I said to my friends before the ep was even over, "glee's gonna get it from GLAAD tomorrow." I agree w/ susan sarandon. Glee has never used any queer words in derogatory ways; the fact that they use them at all is good for America, especially the parts where they don't hear queer words used in a normalizing context. I am a big defender of transgressive language used in the proper context...what connotes "the proper context" may be up for debate, but at heart is boils down to insulting vs. normalizing. Glee is normalizing all different shades of queerness to middle america (we've got the obvious femmy gay boy, the sex-positive label-refusing bisexual girls, the gay parents, and don't get me started on quinn & rachel...). By opposing that, GLAAD is inadvertently allying themselves with right-wing anti-queer groups like focus on the family. derrrr...

...That's what I said the other day on the first post, but I would also like to add one more thing: by writing the word "tranny" as "tra**y," they're also essentializing this word even more as a pejorative-- there are positive ways to use queer words, as GLAAD even admits (http://sdgln.com/commentary/2010/11/09/glaad-responds-ron-howards-gay-joke-defense), and I think that by positioning "tranny" as a word that can never, ever be positive they're just fueling the fire in the "oh poor LGBT people are so oppressed" mentality.

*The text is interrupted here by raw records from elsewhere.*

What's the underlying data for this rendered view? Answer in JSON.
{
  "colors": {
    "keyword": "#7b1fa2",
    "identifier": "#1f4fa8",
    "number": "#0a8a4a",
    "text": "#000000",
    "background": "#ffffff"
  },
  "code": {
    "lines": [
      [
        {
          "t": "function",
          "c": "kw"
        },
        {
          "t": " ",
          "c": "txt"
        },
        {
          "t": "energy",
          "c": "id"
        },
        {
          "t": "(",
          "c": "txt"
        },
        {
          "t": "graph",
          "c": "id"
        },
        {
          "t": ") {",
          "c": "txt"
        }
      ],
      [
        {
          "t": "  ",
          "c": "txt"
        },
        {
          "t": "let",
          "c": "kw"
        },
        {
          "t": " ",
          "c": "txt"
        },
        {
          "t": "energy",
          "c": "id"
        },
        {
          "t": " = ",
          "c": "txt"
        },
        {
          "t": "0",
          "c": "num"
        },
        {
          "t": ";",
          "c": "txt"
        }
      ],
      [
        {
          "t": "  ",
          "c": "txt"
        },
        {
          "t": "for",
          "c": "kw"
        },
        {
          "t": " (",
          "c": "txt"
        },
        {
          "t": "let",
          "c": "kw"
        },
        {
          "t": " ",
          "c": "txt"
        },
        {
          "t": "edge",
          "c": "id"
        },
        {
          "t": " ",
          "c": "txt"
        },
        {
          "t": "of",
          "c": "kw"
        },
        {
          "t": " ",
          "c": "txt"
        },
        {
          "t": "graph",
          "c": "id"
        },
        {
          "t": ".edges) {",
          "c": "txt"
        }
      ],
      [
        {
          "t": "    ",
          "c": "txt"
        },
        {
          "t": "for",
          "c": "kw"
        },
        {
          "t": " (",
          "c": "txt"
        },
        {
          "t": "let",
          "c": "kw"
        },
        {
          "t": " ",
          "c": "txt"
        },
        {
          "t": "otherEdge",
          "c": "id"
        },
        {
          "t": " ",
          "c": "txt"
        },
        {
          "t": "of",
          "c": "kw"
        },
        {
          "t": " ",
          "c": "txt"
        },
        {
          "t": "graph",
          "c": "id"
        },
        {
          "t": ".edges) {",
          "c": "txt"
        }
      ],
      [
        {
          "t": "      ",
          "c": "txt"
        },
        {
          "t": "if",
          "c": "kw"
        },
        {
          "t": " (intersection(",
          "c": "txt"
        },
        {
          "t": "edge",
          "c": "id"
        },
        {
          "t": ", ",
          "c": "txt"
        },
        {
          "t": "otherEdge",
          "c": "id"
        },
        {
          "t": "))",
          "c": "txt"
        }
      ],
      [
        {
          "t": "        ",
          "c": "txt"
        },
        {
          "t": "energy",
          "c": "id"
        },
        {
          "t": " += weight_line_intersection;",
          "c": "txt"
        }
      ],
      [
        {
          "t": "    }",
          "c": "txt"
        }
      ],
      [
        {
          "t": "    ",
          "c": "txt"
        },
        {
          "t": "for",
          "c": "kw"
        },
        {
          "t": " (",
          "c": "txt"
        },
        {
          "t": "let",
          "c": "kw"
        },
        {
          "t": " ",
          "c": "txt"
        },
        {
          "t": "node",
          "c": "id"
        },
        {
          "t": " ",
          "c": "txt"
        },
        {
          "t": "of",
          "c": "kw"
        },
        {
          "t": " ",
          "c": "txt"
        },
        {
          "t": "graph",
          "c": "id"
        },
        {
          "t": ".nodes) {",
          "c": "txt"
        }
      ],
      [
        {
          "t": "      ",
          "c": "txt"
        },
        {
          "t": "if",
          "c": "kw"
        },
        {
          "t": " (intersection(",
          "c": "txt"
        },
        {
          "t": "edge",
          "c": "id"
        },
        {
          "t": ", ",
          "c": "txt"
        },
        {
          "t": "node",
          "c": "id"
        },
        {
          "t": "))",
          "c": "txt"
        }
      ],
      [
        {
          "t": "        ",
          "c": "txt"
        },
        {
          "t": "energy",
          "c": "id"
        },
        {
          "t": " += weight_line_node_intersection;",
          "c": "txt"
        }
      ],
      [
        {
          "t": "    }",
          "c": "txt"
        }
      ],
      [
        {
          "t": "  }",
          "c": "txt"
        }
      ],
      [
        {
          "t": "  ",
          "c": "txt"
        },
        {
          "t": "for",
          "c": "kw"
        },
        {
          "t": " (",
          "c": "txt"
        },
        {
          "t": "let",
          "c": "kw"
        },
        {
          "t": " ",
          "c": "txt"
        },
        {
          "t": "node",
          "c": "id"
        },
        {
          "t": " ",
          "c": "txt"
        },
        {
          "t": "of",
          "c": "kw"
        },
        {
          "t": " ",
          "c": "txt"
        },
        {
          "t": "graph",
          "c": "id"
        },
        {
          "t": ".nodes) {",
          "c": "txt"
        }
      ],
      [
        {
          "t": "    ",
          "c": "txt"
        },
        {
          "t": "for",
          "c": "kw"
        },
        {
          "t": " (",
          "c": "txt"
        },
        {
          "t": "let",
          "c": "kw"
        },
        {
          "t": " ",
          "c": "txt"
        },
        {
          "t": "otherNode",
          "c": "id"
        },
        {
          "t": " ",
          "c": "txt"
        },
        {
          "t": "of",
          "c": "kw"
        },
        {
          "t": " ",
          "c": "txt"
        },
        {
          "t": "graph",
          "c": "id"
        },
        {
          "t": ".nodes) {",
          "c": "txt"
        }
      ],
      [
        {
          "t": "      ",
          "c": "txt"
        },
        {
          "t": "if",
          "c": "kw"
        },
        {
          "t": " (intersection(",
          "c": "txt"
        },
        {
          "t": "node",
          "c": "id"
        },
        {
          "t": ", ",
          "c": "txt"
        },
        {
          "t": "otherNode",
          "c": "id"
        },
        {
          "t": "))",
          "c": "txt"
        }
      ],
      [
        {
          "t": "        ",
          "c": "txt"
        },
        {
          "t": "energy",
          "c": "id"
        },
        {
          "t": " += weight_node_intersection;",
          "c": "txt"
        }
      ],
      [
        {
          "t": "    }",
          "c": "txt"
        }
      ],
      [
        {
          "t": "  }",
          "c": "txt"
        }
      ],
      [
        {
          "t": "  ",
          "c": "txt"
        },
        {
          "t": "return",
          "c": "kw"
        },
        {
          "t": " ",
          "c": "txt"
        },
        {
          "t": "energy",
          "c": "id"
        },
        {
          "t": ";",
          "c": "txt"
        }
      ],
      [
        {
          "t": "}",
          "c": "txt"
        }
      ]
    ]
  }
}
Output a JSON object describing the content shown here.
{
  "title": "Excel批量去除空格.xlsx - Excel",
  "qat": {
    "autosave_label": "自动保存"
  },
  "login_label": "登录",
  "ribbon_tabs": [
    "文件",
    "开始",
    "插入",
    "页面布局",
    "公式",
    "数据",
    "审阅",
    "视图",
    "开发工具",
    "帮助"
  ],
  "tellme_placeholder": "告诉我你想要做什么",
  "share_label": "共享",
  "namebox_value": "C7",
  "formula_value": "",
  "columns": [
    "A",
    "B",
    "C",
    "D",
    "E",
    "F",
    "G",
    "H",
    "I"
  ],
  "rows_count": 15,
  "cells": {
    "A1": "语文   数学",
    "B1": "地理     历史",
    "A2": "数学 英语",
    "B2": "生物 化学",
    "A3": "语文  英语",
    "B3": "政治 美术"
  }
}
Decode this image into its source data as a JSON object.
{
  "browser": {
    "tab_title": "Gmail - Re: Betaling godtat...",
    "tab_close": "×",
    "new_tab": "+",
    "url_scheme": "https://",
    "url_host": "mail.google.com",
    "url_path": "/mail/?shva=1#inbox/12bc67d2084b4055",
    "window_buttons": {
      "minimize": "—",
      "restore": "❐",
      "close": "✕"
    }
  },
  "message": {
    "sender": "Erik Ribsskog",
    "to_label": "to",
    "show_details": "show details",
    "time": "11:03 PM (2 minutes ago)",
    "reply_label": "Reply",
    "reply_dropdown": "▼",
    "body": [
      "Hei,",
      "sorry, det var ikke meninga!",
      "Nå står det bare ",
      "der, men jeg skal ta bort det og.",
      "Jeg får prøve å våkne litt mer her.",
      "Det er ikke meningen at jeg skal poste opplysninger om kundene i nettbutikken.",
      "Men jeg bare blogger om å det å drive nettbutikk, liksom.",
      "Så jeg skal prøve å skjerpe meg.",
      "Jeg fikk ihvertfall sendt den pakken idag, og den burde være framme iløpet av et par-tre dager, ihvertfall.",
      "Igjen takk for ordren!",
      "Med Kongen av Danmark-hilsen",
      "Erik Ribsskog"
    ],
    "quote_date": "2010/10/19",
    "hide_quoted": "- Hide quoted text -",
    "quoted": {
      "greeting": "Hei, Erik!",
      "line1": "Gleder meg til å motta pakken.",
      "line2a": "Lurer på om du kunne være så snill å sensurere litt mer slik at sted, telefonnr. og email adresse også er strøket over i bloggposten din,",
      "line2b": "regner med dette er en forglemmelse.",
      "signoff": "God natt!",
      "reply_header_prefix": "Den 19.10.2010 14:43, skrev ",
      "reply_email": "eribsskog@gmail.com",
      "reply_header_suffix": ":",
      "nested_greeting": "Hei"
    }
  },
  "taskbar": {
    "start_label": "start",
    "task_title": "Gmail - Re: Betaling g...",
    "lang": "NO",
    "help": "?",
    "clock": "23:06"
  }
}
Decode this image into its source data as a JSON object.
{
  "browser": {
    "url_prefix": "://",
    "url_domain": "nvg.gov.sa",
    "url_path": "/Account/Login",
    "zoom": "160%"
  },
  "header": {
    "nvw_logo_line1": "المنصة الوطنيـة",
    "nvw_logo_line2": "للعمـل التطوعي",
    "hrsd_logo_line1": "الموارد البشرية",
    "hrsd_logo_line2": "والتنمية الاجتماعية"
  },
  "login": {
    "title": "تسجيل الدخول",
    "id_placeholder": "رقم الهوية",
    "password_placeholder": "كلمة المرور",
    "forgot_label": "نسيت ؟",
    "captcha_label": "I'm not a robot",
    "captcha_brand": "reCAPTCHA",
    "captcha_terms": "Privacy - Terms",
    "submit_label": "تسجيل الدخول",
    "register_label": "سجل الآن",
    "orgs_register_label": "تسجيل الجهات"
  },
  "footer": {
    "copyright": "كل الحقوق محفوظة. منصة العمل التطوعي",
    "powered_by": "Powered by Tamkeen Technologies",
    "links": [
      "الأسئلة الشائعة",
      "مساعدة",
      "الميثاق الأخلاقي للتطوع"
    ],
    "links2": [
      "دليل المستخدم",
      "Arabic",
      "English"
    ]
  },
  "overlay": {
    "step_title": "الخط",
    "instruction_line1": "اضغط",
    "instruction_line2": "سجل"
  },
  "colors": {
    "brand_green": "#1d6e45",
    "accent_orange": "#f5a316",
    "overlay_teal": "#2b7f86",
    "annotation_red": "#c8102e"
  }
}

The kid who said it was into it; he was the sympathetic character. The homophobic parents who refused to let him do it are the punchline. That's the way it should be. I mean, if GLAAD starts writing "dyke" and "queer" as "dy*e" and "qu**r" I think I will have to revolt, for realz.

We're all born naked. The rest is drag.
--RuPaul (appropriating Judith Butler for the masses...)

SMBrown's picture

I think you're getting ahead

I think you're getting ahead of the dominant culture here--I don't think we're at the point where 'tranny' has been effectively reclaimed, not when their treatment by society, and by some in the gay community, is still so appalling.  Maybe it would be better not to assume but to ask the transgendered how they feel about this?  

CA_Medicine_Woman's picture

Words and Labels

Growing up near Boston, the word "tranny" only had one meaning, transmission.  I wouldn't here the word used to describe me until after I was discharged from the US Army on the West Coast, and the first time I heard it was in a gay bar.  I never really associated the word as offensive or threatening until an incident on an LA transit bus.  After that, I reacted badly to the word, and associate it to this day with bigotry and see anyone who uses it in that context as a potential threat.

Funny thing, though, I didn't see it as particularly offensive in Glee the way GLAAD did, I thought it was used entirely in context with the story line.  It did spark a conversation amongst many I know about how many, including within the LGBT population, view the word itself, and that led to discussions on other transgender issues, etc.

Perhaps GLAAD was more upset about revealing transphobia amongst gays and lesbians than about the use of the word itself?  Makes sense to me, given how silent they've been in the past about the truly offensive and threatening remarks towards transgender people in the media this year (again, Letterman's idiotic transphobic skit comes to mind).

SMBrown's picture

100% support GLAAD on

100% support GLAAD on this--gays are some of the worst offenders when it comes to disparaging the transgendered.  We've even seen it on this site (or it's precursor).